Please copy out every line of the data word for word.
Task material section start
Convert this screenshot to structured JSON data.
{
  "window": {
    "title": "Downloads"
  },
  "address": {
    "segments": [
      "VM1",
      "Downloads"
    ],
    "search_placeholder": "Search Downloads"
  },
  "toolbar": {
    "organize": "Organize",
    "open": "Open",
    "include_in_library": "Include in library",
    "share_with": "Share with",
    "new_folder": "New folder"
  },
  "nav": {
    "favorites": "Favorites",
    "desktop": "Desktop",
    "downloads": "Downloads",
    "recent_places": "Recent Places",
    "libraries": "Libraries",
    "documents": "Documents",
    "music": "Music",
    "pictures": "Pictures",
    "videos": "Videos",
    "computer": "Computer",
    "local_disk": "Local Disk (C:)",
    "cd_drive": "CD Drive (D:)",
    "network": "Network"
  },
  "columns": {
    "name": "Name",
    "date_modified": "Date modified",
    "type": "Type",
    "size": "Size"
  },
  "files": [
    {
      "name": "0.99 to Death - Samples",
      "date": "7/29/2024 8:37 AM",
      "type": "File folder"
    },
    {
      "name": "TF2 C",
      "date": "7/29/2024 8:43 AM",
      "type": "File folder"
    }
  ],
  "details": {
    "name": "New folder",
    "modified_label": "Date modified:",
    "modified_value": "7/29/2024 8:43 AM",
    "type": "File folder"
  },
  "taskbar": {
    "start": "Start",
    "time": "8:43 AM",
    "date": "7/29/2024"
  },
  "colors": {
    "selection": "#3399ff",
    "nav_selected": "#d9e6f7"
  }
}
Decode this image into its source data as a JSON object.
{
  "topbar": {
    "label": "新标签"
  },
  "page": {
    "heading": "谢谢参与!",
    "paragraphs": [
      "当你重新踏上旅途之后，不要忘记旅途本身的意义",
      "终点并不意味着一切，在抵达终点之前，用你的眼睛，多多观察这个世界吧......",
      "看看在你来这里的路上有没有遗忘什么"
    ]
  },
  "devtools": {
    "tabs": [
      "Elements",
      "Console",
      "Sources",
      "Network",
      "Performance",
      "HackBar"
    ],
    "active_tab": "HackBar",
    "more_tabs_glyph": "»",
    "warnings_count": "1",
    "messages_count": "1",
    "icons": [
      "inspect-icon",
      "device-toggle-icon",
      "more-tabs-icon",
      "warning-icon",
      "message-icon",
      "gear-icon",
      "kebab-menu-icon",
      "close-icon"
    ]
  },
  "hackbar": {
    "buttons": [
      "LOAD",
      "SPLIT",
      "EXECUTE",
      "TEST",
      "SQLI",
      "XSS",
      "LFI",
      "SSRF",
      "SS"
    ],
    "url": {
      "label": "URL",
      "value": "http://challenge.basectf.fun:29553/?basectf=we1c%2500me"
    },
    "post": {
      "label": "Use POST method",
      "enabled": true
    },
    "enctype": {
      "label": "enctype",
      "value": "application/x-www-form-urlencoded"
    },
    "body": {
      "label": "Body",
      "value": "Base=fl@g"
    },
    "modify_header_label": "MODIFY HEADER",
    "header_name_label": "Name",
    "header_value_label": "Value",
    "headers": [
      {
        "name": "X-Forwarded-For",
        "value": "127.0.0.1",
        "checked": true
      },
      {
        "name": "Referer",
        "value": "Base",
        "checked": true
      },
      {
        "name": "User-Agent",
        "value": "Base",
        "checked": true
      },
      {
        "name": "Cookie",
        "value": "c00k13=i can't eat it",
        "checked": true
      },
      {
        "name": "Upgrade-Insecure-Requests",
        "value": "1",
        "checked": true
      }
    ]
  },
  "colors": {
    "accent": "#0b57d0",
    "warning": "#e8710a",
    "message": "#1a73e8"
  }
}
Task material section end
## Written reply
Convert this screenshot to structured JSON data.
{
  "window": {
    "title": "Downloads"
  },
  "address": {
    "segments": [
      "VM1",
      "Downloads"
    ],
    "search_placeholder": "Search Downloads"
  },
  "toolbar": {
    "organize": "Organize",
    "open": "Open",
    "include_in_library": "Include in library",
    "share_with": "Share with",
    "new_folder": "New folder"
  },
  "nav": {
    "favorites": "Favorites",
    "desktop": "Desktop",
    "downloads": "Downloads",
    "recent_places": "Recent Places",
    "libraries": "Libraries",
    "documents": "Documents",
    "music": "Music",
    "pictures": "Pictures",
    "videos": "Videos",
    "computer": "Computer",
    "local_disk": "Local Disk (C:)",
    "cd_drive": "CD Drive (D:)",
    "network": "Network"
  },
  "columns": {
    "name": "Name",
    "date_modified": "Date modified",
    "type": "Type",
    "size": "Size"
  },
  "files": [
    {
      "name": "0.99 to Death - Samples",
      "date": "7/29/2024 8:37 AM",
      "type": "File folder"
    },
    {
      "name": "TF2 C",
      "date": "7/29/2024 8:43 AM",
      "type": "File folder"
    }
  ],
  "details": {
    "name": "New folder",
    "modified_label": "Date modified:",
    "modified_value": "7/29/2024 8:43 AM",
    "type": "File folder"
  },
  "taskbar": {
    "start": "Start",
    "time": "8:43 AM",
    "date": "7/29/2024"
  },
  "colors": {
    "selection": "#3399ff",
    "nav_selected": "#d9e6f7"
  }
}
Decode this image into its source data as a JSON object.
{
  "topbar": {
    "label": "新标签"
  },
  "page": {
    "heading": "谢谢参与!",
    "paragraphs": [
      "当你重新踏上旅途之后，不要忘记旅途本身的意义",
      "终点并不意味着一切，在抵达终点之前，用你的眼睛，多多观察这个世界吧......",
      "看看在你来这里的路上有没有遗忘什么"
    ]
  },
  "devtools": {
    "tabs": [
      "Elements",
      "Console",
      "Sources",
      "Network",
      "Performance",
      "HackBar"
    ],
    "active_tab": "HackBar",
    "more_tabs_glyph": "»",
    "warnings_count": "1",
    "messages_count": "1",
    "icons": [
      "inspect-icon",
      "device-toggle-icon",
      "more-tabs-icon",
      "warning-icon",
      "message-icon",
      "gear-icon",
      "kebab-menu-icon",
      "close-icon"
    ]
  },
  "hackbar": {
    "buttons": [
      "LOAD",
      "SPLIT",
      "EXECUTE",
      "TEST",
      "SQLI",
      "XSS",
      "LFI",
      "SSRF",
      "SS"
    ],
    "url": {
      "label": "URL",
      "value": "http://challenge.basectf.fun:29553/?basectf=we1c%2500me"
    },
    "post": {
      "label": "Use POST method",
      "enabled": true
    },
    "enctype": {
      "label": "enctype",
      "value": "application/x-www-form-urlencoded"
    },
    "body": {
      "label": "Body",
      "value": "Base=fl@g"
    },
    "modify_header_label": "MODIFY HEADER",
    "header_name_label": "Name",
    "header_value_label": "Value",
    "headers": [
      {
        "name": "X-Forwarded-For",
        "value": "127.0.0.1",
        "checked": true
      },
      {
        "name": "Referer",
        "value": "Base",
        "checked": true
      },
      {
        "name": "User-Agent",
        "value": "Base",
        "checked": true
      },
      {
        "name": "Cookie",
        "value": "c00k13=i can't eat it",
        "checked": true
      },
      {
        "name": "Upgrade-Insecure-Requests",
        "value": "1",
        "checked": true
      }
    ]
  },
  "colors": {
    "accent": "#0b57d0",
    "warning": "#e8710a",
    "message": "#1a73e8"
  }
}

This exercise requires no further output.